Task to complete =>
If a line in the entries below includes "screenshot", pick it out and copy it.

Records shown =>
════════════════════
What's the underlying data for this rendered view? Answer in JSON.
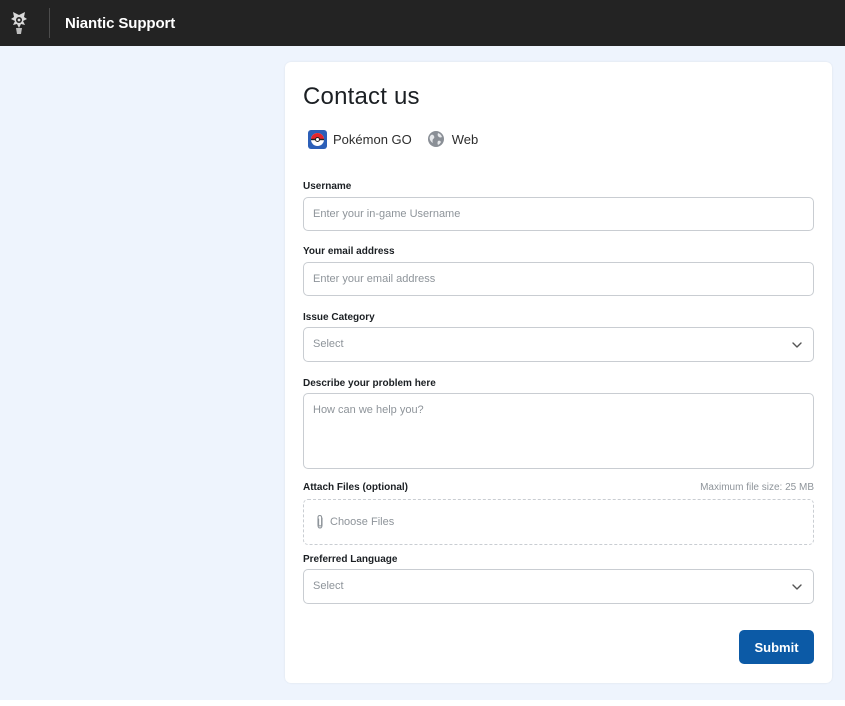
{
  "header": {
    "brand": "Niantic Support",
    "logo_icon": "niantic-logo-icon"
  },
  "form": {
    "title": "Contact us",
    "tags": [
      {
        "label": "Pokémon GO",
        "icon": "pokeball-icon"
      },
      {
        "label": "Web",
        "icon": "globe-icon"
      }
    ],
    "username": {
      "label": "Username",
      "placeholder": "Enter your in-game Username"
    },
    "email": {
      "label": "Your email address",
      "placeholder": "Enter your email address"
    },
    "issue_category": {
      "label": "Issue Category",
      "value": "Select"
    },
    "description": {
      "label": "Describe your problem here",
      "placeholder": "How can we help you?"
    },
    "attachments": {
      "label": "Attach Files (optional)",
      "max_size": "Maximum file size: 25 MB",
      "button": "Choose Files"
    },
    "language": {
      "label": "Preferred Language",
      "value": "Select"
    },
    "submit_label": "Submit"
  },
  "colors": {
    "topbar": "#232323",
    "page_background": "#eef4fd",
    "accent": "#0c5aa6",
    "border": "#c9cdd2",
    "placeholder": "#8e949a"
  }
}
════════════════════
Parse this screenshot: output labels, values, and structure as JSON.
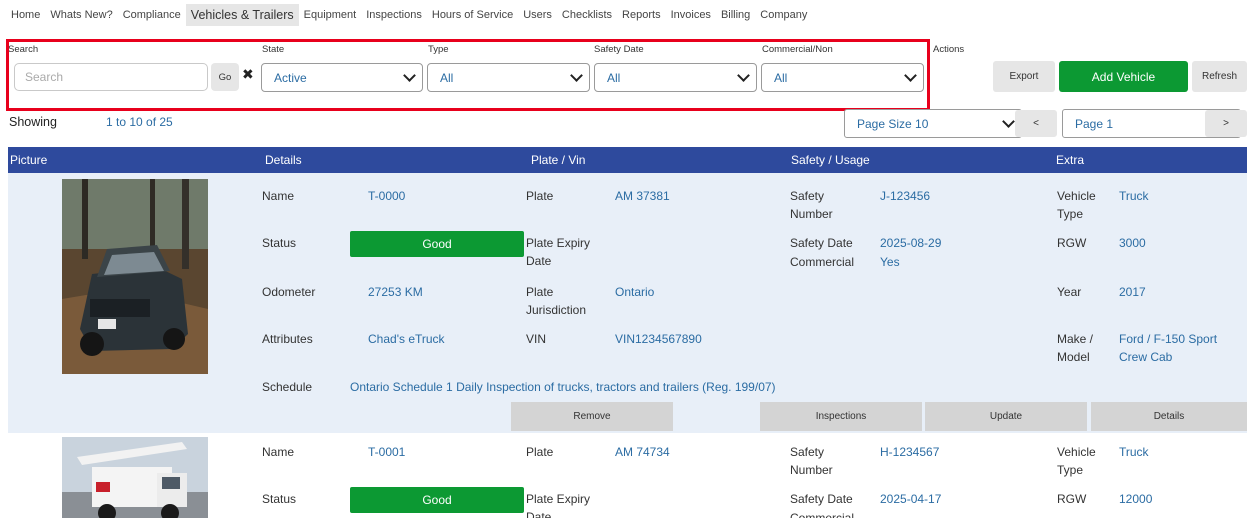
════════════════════
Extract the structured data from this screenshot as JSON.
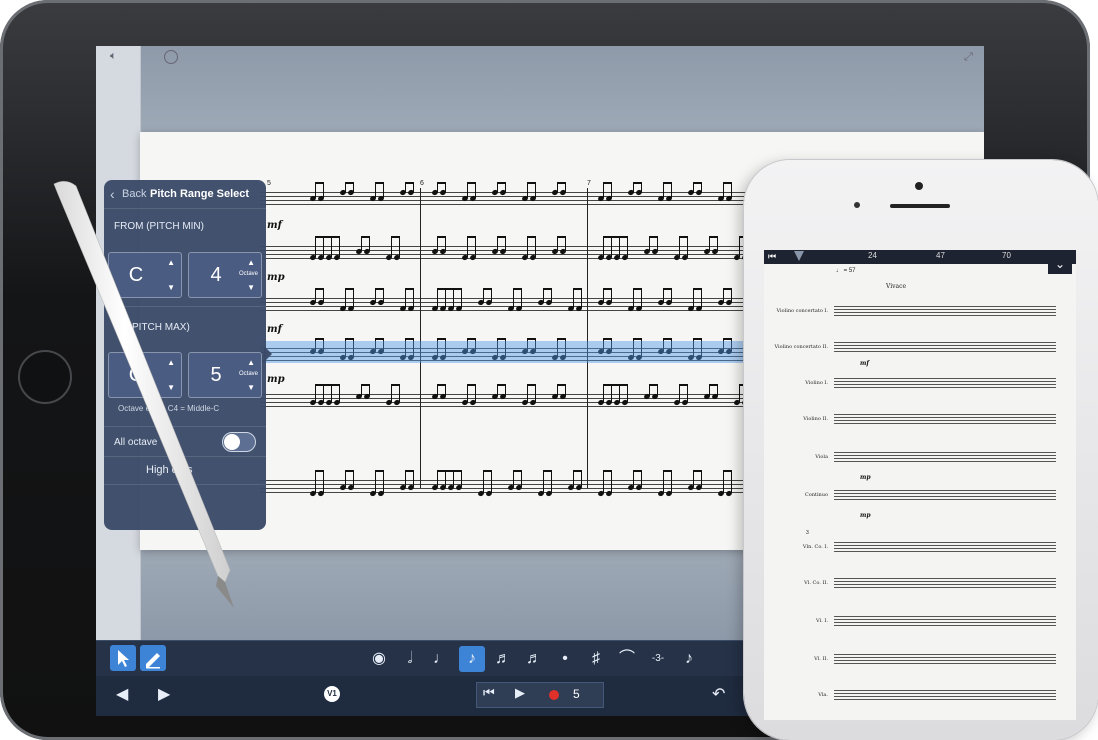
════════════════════
Response box =>
Parse this screenshot: output labels, values, and structure as JSON.
Extract the structured data from this screenshot as JSON.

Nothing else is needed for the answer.